• [The task] Exclude the pictures, then repeat the remaining data exactly.

═══ Data for review ═══

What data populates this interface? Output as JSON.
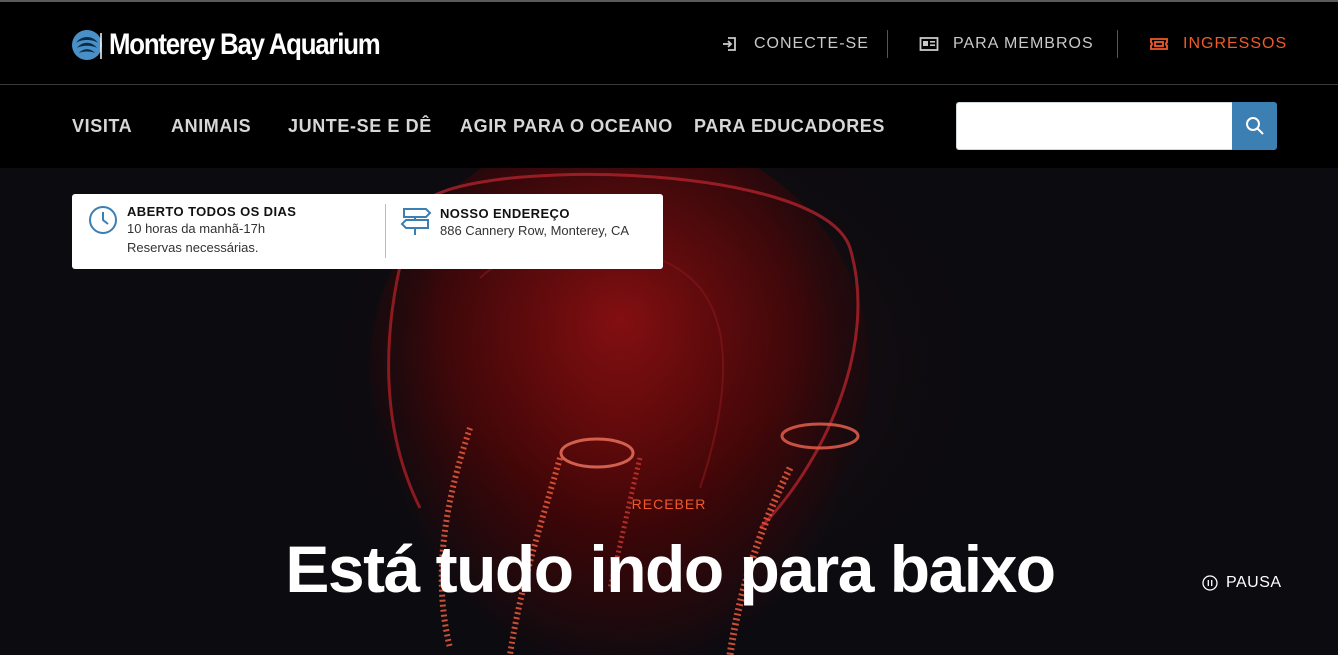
{
  "brand": {
    "name": "Monterey Bay Aquarium",
    "accent": "#f05a28",
    "search_blue": "#3b7fb3"
  },
  "utility_nav": {
    "login": {
      "label": "CONECTE-SE",
      "icon": "sign-in-icon"
    },
    "members": {
      "label": "PARA MEMBROS",
      "icon": "member-card-icon"
    },
    "tickets": {
      "label": "INGRESSOS",
      "icon": "ticket-icon"
    }
  },
  "main_nav": {
    "items": [
      {
        "label": "VISITA"
      },
      {
        "label": "ANIMAIS"
      },
      {
        "label": "JUNTE-SE E DÊ"
      },
      {
        "label": "AGIR PARA O OCEANO"
      },
      {
        "label": "PARA EDUCADORES"
      }
    ]
  },
  "search": {
    "value": "",
    "placeholder": "",
    "icon": "search-icon"
  },
  "info_card": {
    "hours": {
      "title": "ABERTO TODOS OS DIAS",
      "line1": "10 horas da manhã-17h",
      "line2": "Reservas necessárias.",
      "icon": "clock-icon"
    },
    "address": {
      "title": "NOSSO ENDEREÇO",
      "line1": "886 Cannery Row, Monterey, CA",
      "icon": "signpost-icon"
    }
  },
  "hero": {
    "eyebrow": "RECEBER",
    "headline": "Está tudo indo para baixo",
    "pause_label": "PAUSA",
    "pause_icon": "pause-icon"
  }
}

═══

• [Answer space]
What data populates this interface? Output as JSON.
{
  "brand": {
    "name": "Monterey Bay Aquarium",
    "accent": "#f05a28",
    "search_blue": "#3b7fb3"
  },
  "utility_nav": {
    "login": {
      "label": "CONECTE-SE",
      "icon": "sign-in-icon"
    },
    "members": {
      "label": "PARA MEMBROS",
      "icon": "member-card-icon"
    },
    "tickets": {
      "label": "INGRESSOS",
      "icon": "ticket-icon"
    }
  },
  "main_nav": {
    "items": [
      {
        "label": "VISITA"
      },
      {
        "label": "ANIMAIS"
      },
      {
        "label": "JUNTE-SE E DÊ"
      },
      {
        "label": "AGIR PARA O OCEANO"
      },
      {
        "label": "PARA EDUCADORES"
      }
    ]
  },
  "search": {
    "value": "",
    "placeholder": "",
    "icon": "search-icon"
  },
  "info_card": {
    "hours": {
      "title": "ABERTO TODOS OS DIAS",
      "line1": "10 horas da manhã-17h",
      "line2": "Reservas necessárias.",
      "icon": "clock-icon"
    },
    "address": {
      "title": "NOSSO ENDEREÇO",
      "line1": "886 Cannery Row, Monterey, CA",
      "icon": "signpost-icon"
    }
  },
  "hero": {
    "eyebrow": "RECEBER",
    "headline": "Está tudo indo para baixo",
    "pause_label": "PAUSA",
    "pause_icon": "pause-icon"
  }
}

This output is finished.